Today’s Time Well Spent cartoon from our friends at Kronos reminds me of a personal story. I went to work for a hotel company that was facing some challenges in the human resources department. I was hired to turn that situation around. The person who hired me said, if I did that, he would support me transferring to any hotel I wanted.
I accomplished my goal. Unfortunately, he left before I was able to transfer. I got a new boss and he was very nice. In fact, he promoted me. But the day that I walked in to tender my resignation, he said to me, “I had such plans for you.” Plans?! I knew nothings of these “plans”. They were never communicated to me. It takes good communication to understand what employees are thinking and feeling. Stay interviews could have been the solution.
Giving an employee a promotion or pay increase doesn’t guarantee they will stay. While I was happy to receive the promotion and pay increase, it wasn’t enough to keep me there. My guess is you have people in the same situation within your organization. Managers need to understand what motivates their employees. It might be very different from what motivates the manager.

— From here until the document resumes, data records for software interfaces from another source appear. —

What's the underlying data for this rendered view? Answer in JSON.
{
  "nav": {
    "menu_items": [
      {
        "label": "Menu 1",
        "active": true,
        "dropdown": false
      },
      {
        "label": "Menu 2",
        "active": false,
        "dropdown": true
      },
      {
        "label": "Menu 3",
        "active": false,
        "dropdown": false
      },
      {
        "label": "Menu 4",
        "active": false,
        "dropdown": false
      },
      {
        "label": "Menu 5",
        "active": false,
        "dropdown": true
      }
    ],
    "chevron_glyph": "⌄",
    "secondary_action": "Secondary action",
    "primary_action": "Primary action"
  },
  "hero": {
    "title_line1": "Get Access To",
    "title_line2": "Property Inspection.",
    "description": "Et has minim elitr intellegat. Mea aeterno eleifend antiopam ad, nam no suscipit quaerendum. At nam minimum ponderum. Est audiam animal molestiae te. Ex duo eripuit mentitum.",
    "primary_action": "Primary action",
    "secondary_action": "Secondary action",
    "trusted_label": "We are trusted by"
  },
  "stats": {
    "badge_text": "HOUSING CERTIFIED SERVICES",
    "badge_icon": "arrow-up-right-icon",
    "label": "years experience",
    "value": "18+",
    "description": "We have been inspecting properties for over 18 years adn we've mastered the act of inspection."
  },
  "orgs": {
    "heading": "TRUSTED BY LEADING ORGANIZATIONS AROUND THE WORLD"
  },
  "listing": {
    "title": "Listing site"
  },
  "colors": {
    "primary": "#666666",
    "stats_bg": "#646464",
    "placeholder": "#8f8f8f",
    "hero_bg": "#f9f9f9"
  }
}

Use stay interviews to find out what employees love about their work. There are always components of our jobs that we don’t like. And many employees don’t hesitate to tell us so. But as managers, do you know what employees love? It’s these things that managers want to make sure don’t change. Managers can ask employees during one-on-one meetings what they like about their role and the projects they’re working on.
If you can’t give employees what they want, support their decisions. Sometimes, no matter how hard we try, employees are not going to be satisfied with their current work situation. And we aren’t in a position to change that. When those situations occur, instead of getting mad or frustrated, let the employee know that whatever decisions they make – in terms of staying with the company – they will be supported. Maybe at some point in the future, the employee will want to return.
Figuring out who the flight risks are in your organization doesn’t have to be hard. It does take regular, open communication. Stay interviews can help. Employees need to feel that they trust the organization enough to share what they’re thinking about when it comes to their job.17